Evaluating the accuracy of facial expressions as emotion indicators across contexts in dogs

Abstract

Facial expressions potentially serve as indicators of animal emotions if they are consistently present across situations that (likely) elicit the same emotional state. In a previous study, we used the Dog Facial Action Coding System (DogFACS) to identify facial expressions in dogs associated with conditions presumably eliciting positive anticipation (expectation of a food reward) and frustration (prevention of access to the food). Our first aim here was to identify facial expressions of positive anticipation and frustration in dogs that are context-independent (and thus have potential as emotion indicators) and to distinguish them from expressions that are reward-specific (and thus might relate to a motivational state associated with the expected reward). Therefore, we tested a new sample of 28 dogs with a similar set-up designed to induce positive anticipation (positive condition) and frustration (negative condition) in two reward contexts: food and toys. The previous results were replicated: Ears adductor was associated with the positive condition and Ears flattener, Blink, Lips part, Jaw drop, and Nose lick with the negative condition. Four additional facial actions were also more common in the negative condition. All actions except the Upper lip raiser were independent of reward type. Our second aim was to assess basic measures of diagnostic accuracy for the potential emotion indicators. Ears flattener and Ears downward had relatively high sensitivity but low specificity, whereas the opposite was the case for the other negative correlates. Ears adductor had excellent specificity but low sensitivity. If the identified facial expressions were to be used individually as diagnostic indicators, none would allow consistent correct classifications of the associated emotion. Diagnostic accuracy measures are an essential feature for validity assessments of potential indicators of animal emotion.

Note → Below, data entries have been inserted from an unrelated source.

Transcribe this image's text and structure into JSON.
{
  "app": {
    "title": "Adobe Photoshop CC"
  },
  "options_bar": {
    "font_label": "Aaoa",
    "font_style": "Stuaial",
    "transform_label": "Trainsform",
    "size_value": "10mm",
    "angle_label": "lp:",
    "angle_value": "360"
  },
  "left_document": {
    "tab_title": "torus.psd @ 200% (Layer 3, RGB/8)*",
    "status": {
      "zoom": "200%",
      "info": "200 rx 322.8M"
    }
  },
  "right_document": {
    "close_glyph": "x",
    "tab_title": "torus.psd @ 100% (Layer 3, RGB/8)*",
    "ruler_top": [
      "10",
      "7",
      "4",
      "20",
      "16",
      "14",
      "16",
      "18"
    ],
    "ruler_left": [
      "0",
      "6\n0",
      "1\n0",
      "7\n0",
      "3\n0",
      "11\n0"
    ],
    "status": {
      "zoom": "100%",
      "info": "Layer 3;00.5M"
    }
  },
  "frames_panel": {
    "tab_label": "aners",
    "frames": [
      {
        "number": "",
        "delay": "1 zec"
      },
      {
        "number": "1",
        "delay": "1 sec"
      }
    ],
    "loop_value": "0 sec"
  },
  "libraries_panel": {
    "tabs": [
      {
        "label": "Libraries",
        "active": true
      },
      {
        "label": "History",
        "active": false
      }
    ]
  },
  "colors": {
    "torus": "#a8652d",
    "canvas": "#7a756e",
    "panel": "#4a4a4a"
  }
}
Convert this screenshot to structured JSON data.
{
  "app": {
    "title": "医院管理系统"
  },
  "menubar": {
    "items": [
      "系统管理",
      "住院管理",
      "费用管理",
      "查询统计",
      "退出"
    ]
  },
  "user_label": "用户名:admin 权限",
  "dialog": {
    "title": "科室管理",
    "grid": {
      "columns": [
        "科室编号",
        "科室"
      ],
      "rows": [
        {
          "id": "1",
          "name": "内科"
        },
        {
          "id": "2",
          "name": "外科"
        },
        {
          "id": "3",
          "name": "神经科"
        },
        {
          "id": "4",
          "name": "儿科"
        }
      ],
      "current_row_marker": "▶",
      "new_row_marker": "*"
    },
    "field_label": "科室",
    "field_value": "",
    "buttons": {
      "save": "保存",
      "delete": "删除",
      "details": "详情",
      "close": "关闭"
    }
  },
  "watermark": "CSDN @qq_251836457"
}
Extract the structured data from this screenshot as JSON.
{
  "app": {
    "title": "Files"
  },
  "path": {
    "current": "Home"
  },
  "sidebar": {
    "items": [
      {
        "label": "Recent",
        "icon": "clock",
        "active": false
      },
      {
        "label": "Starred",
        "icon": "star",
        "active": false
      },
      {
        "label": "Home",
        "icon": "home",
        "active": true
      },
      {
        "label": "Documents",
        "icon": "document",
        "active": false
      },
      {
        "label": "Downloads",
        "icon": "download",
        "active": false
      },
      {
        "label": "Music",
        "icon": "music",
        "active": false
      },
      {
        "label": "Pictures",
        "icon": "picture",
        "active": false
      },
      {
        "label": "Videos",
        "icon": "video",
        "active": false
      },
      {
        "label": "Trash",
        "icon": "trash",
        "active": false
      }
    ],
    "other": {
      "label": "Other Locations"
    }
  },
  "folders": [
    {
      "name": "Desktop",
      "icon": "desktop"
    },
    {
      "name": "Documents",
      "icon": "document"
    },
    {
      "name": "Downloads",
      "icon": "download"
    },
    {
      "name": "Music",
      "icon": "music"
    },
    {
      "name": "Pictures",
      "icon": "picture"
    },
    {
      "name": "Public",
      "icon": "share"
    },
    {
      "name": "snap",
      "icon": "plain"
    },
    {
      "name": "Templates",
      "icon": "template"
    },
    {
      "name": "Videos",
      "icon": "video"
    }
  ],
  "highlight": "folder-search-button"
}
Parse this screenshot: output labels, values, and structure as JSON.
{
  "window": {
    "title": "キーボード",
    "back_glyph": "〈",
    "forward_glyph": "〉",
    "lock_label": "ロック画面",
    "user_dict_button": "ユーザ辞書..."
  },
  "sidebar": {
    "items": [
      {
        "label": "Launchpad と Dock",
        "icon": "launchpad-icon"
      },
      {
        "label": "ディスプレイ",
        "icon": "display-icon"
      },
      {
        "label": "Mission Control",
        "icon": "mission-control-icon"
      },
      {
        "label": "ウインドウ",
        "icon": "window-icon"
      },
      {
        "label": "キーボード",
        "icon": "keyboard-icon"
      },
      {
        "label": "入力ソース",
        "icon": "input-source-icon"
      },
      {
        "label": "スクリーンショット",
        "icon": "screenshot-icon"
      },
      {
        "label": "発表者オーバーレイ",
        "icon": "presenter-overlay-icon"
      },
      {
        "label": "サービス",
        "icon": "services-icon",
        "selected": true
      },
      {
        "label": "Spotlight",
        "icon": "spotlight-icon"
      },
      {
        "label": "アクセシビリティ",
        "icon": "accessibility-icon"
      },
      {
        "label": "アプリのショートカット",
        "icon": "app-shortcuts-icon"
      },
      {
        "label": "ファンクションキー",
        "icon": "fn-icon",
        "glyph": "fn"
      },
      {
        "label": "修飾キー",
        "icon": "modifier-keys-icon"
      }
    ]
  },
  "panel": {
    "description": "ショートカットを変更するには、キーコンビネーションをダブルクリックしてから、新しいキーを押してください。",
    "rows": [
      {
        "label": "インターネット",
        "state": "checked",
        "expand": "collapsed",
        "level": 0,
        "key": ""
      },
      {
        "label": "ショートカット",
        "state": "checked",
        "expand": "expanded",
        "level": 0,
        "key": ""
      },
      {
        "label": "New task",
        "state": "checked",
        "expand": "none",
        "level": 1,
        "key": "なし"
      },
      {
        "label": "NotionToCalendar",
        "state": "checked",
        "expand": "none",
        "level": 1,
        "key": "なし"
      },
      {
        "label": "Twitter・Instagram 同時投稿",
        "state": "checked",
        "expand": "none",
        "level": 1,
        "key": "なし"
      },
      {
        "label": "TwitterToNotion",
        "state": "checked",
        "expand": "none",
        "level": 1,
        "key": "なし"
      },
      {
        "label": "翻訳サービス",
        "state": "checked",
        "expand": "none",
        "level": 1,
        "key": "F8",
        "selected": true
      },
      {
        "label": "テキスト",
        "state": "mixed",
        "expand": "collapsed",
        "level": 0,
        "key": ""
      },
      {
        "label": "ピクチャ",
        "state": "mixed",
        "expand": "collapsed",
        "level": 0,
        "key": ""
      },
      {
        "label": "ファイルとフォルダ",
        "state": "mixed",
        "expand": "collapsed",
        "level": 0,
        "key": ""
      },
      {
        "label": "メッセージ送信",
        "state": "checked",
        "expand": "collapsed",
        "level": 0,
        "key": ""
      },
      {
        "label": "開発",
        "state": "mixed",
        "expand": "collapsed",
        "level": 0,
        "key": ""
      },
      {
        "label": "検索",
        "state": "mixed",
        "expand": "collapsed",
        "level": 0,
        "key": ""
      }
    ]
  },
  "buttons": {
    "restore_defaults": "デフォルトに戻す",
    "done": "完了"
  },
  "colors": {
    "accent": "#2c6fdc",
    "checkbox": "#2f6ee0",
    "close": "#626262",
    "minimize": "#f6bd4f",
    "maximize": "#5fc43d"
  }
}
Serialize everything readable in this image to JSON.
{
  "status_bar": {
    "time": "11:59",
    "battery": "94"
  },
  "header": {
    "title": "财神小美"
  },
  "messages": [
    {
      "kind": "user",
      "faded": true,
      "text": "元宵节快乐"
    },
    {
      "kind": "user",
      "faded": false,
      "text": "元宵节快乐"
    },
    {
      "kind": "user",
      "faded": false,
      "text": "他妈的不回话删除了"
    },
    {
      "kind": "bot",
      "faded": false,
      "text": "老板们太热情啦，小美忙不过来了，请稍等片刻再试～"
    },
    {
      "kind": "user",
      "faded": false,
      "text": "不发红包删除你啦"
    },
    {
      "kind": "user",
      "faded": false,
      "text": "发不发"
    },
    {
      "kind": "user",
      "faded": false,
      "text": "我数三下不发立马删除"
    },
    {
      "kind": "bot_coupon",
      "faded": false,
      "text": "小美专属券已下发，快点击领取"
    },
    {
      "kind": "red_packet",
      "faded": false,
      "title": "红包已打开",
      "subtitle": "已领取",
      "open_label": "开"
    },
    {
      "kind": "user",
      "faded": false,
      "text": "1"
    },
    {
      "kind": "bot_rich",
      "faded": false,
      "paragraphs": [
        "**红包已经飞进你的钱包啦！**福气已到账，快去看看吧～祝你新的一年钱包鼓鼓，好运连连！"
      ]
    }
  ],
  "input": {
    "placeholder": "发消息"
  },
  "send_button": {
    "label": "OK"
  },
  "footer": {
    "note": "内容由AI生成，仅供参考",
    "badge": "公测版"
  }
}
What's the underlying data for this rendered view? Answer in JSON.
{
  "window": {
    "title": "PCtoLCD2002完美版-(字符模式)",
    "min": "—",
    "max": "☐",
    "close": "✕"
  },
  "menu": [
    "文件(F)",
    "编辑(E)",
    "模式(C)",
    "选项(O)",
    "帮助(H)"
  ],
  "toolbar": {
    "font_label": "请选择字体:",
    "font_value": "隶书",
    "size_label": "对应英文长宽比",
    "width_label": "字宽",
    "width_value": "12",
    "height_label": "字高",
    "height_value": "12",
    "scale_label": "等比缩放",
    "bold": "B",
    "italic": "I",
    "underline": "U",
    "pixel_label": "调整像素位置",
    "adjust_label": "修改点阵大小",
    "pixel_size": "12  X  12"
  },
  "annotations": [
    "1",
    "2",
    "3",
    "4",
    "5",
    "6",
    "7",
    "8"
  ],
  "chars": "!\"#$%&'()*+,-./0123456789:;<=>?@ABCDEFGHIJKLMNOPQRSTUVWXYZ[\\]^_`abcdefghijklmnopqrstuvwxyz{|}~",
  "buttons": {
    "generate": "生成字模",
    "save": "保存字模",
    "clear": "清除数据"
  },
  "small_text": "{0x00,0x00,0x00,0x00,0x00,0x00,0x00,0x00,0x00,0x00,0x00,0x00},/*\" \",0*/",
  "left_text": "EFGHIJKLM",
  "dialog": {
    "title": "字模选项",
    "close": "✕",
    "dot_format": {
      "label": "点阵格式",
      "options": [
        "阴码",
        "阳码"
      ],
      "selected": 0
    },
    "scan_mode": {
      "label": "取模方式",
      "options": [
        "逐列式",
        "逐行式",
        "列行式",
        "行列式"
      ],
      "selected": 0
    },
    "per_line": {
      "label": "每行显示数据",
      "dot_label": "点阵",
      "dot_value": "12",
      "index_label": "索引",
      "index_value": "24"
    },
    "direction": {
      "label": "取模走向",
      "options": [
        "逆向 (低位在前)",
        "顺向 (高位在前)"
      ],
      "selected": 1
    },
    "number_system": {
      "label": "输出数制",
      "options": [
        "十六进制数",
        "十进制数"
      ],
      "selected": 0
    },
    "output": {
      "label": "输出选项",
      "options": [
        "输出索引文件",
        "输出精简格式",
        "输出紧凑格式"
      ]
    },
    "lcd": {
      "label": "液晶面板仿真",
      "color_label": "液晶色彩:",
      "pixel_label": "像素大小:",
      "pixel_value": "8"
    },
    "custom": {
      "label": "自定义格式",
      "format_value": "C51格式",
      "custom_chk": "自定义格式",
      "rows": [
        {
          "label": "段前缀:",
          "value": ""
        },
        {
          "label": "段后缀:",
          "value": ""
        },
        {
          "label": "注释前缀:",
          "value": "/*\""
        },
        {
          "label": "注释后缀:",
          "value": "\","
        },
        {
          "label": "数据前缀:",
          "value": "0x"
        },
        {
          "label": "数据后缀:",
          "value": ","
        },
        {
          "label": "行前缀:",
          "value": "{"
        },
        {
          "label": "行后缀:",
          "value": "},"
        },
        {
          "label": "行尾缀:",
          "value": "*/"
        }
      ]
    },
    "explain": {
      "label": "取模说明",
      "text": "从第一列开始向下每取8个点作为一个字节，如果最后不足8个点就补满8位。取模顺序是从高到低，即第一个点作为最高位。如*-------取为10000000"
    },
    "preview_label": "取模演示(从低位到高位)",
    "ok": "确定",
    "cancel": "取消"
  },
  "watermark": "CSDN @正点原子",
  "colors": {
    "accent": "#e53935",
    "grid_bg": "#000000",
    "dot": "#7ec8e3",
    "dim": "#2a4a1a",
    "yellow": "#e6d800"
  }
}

Quantity discrimination in a spontaneous task in a poison frog

Abstract

The use of quantitative information underlies a range of animal behaviors. There are thought to be two parallel systems for judging quantity: a precise representation of small numbers of objects, typically less than 4, that can be tracked visually (object tracking system) and an imprecise system for larger quantities (approximate number system) governed by Weber’s law. Using a spontaneous discrimination task with live prey, we examined the ability of the poison frog Dendrobates auratus to discriminate quantities of low (1–4) or high (4–16) numerosity over a range of ratio contrasts (0.33, 0.5, 0.67, 0.75). Similar to a previous study in treefrogs, we found that the poison frogs chose the larger quantity of flies when choosing between 1 and 3 and between 1 and 2. However, their performance was near chance when choosing between 2 and 3 and below chance when choosing between 3 and 4. When the numerosity of flies was higher, they did not discriminate between the larger and smaller quantity. Our findings are consistent with the ability of poison frogs to discriminate small quantities of objects using an object tracking system, but could also reflect a singular vs. plural discrimination. We did not find evidence of an approximate number system governed by Weber’s law, nor evidence of a speed–accuracy tradeoff. However, total set size was associated with lower accuracy and longer latencies to choose. Future studies should explore quantity discrimination in additional contexts to better understand the limits of these abilities in poison frogs.